* [Description of the task]: Your output must reproduce all the records below precisely and contain no pictures.

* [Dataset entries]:
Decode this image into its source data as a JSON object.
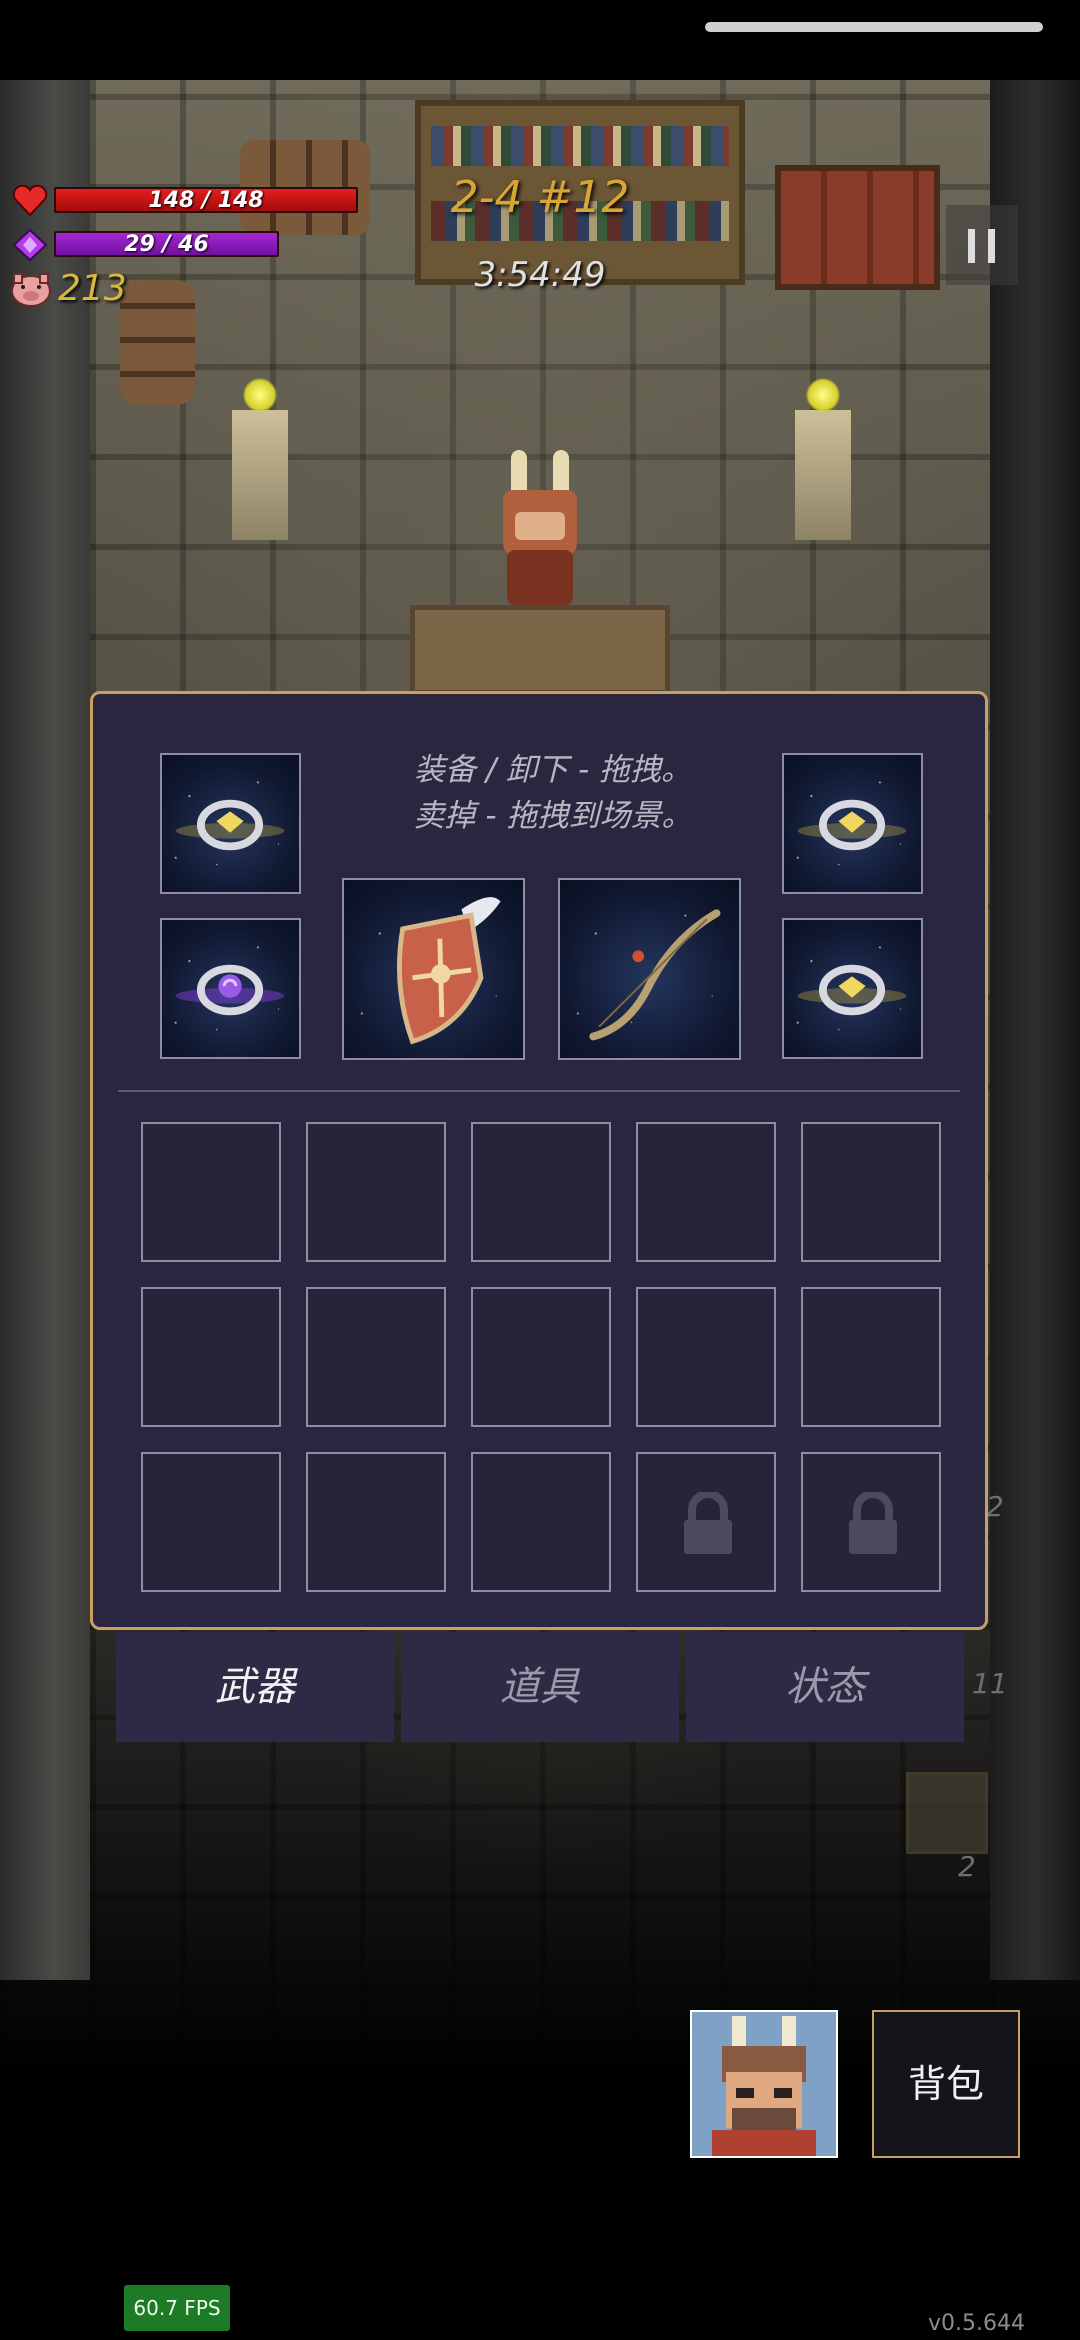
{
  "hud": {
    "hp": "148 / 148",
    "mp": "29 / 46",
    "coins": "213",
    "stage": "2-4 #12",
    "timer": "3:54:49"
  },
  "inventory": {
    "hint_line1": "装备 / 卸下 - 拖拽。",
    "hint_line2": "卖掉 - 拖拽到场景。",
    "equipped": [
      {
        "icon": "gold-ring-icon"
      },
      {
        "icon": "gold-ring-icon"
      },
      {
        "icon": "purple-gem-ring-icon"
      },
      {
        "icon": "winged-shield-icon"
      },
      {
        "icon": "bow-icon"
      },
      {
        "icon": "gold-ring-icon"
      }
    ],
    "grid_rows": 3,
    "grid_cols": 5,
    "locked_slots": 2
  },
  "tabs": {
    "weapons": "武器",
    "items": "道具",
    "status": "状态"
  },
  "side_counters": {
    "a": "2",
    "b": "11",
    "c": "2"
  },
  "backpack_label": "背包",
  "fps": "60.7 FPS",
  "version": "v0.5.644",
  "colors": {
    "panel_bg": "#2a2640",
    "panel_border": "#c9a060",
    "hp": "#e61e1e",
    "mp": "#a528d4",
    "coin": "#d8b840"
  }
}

* [Result below]:
Decode this image into its source data as a JSON object.
{
  "hud": {
    "hp": "148 / 148",
    "mp": "29 / 46",
    "coins": "213",
    "stage": "2-4 #12",
    "timer": "3:54:49"
  },
  "inventory": {
    "hint_line1": "装备 / 卸下 - 拖拽。",
    "hint_line2": "卖掉 - 拖拽到场景。",
    "equipped": [
      {
        "icon": "gold-ring-icon"
      },
      {
        "icon": "gold-ring-icon"
      },
      {
        "icon": "purple-gem-ring-icon"
      },
      {
        "icon": "winged-shield-icon"
      },
      {
        "icon": "bow-icon"
      },
      {
        "icon": "gold-ring-icon"
      }
    ],
    "grid_rows": 3,
    "grid_cols": 5,
    "locked_slots": 2
  },
  "tabs": {
    "weapons": "武器",
    "items": "道具",
    "status": "状态"
  },
  "side_counters": {
    "a": "2",
    "b": "11",
    "c": "2"
  },
  "backpack_label": "背包",
  "fps": "60.7 FPS",
  "version": "v0.5.644",
  "colors": {
    "panel_bg": "#2a2640",
    "panel_border": "#c9a060",
    "hp": "#e61e1e",
    "mp": "#a528d4",
    "coin": "#d8b840"
  }
}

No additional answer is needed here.